5. Keep Chemicals Off Your Plate

Many pesticides approved for use by the EPA were registered long before extensive research linking these chemicals to cancer and other diseases had been established. Now the EPA considers that 60 percent of all herbicides. 90 percent of all fungicides and 30 percent of all insecticides are carcinogenic. A 1987 National Academy of Sciences report estimated that pesticides might cause an extra 1.4 million cancer cases among Americans over their lifetimes. The bottom line is that pesticides are poisons designed to kill living organisms and can also be harmful to humans. In addition to cancer, pesticides are implicated in birth defects, nerve damage and genetic mutations. Keep chemicals off your plate -- simply go organic.

6. Protect Farm Worker Health

A National Cancer Institute Study found that farmers exposed to herbicides had a six times greater risk than non-farmers of contracting cancer. In California, reported pesticide poisonings among farm workers have risen an average of 14 percent a year since 1973 and doubled between 1975 and 1985. Field workers suffer the highest risk of occupational illnesses in the state. Farm worker health is also a serious problem in developing nations, where pesticide use can be poorly regulated. An estimated 1 million people are poisoned annally by pesticides. Protect farm workers -- simply go organic.

7. Help Small Farmers

Although more and more large farms are making the conversion to organic practices, most organic farms are small independently owned and operated family farms of less than 100 acres. It is estimated that the Unites States has lost more 650,000 family farms in the past decade. And with the U.S. Department of Agriculture predicting that half the country's farm protection will come from 1 percent of farms by the year 2000, organic farming could be one of the few survival tactics left for many family farms. Help small farmers --simply go organic.

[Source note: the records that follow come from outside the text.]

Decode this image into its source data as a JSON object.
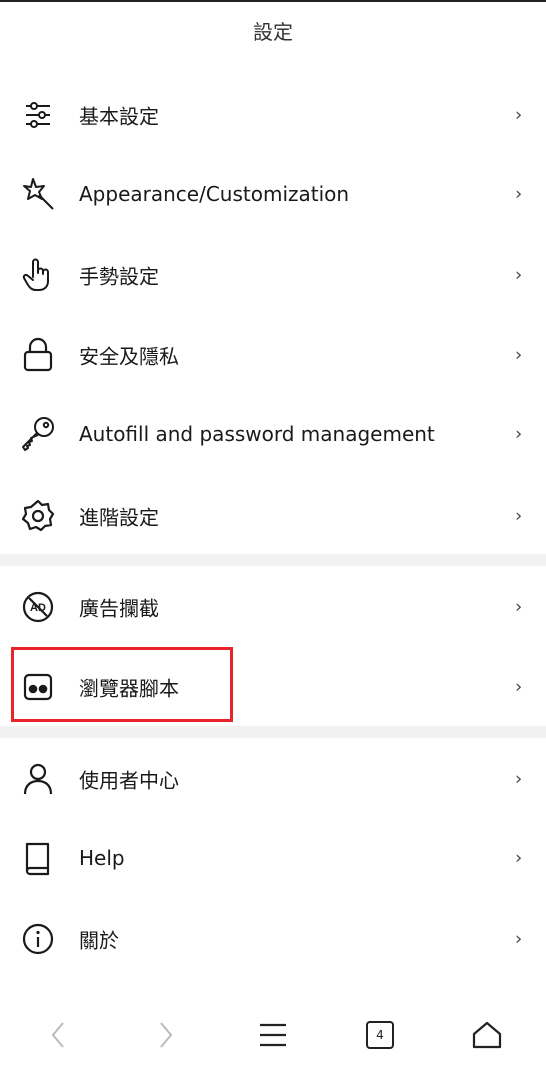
{
  "header": {
    "title": "設定"
  },
  "settings": {
    "items": [
      {
        "label": "基本設定",
        "icon": "sliders-icon",
        "chevron": "›"
      },
      {
        "label": "Appearance/Customization",
        "icon": "magic-wand-icon",
        "chevron": "›"
      },
      {
        "label": "手勢設定",
        "icon": "gesture-hand-icon",
        "chevron": "›"
      },
      {
        "label": "安全及隱私",
        "icon": "lock-icon",
        "chevron": "›"
      },
      {
        "label": "Autofill and password management",
        "icon": "key-icon",
        "chevron": "›"
      },
      {
        "label": "進階設定",
        "icon": "gear-icon",
        "chevron": "›"
      },
      {
        "label": "廣告攔截",
        "icon": "ad-block-icon",
        "chevron": "›"
      },
      {
        "label": "瀏覽器腳本",
        "icon": "script-icon",
        "chevron": "›"
      },
      {
        "label": "使用者中心",
        "icon": "user-icon",
        "chevron": "›"
      },
      {
        "label": "Help",
        "icon": "book-icon",
        "chevron": "›"
      },
      {
        "label": "關於",
        "icon": "info-icon",
        "chevron": "›"
      }
    ]
  },
  "bottom_bar": {
    "tab_count": "4"
  },
  "colors": {
    "highlight": "#e8232a",
    "separator": "#f1f1f1"
  }
}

8.Support a True Economy

Although organic foods might seem more expensive than conventional foods; conventional food prices do not reflect hidden costs borne by tax payers, including nearly $74 billion on federal subsidies in 1988. Other hidden costs include pesticide regulation and testing, hazardous waste disposal and clean-up and environmental damage. Author Gary Null says " If·you add in the real environment and social costs of irrigation to a head of lettuce, its price can range between $2 and $3". Support a true economy - simply go organic.

9. Promote Biodiversity

Mono-cropping is the practice of planting large plots of land with the same crop year after year. While this approach tripled farm production between 1950 and 1970, the lack of natural diversity of plant life has left the soil lacking in natural minerals and nutrients. To replace the nutrients, chemical fertilizers are used, often in increasing amounts. Single crops are also much more susceptible to pests, making farmers more reliant on pesticides. Despite a ten-fold increase in the use of pesticides between 1947 and 1974, crop losses due to insects have doubled -- partly because some insects have become genetically resistant to certain pesticides. Promote biodiversity -- simply go organic.

10. Taste Better Flavour

There's a good reason why many chefs use organic foods in their recipes -- they taste better! Organic farming starts with the nourishment of the soil, which eventually leads to the nourishment of the plant and, ultimately, our palates. Taste better flavour -- simply go organic

This article was excerpted from an article by Sylvia Tawse, marketing coordinator for Alfalfa's Markets, an organic food marketplace, in Boulder and Denver Colorado.

How natural composts are produced?

(Sorry, no translation or subtitles available)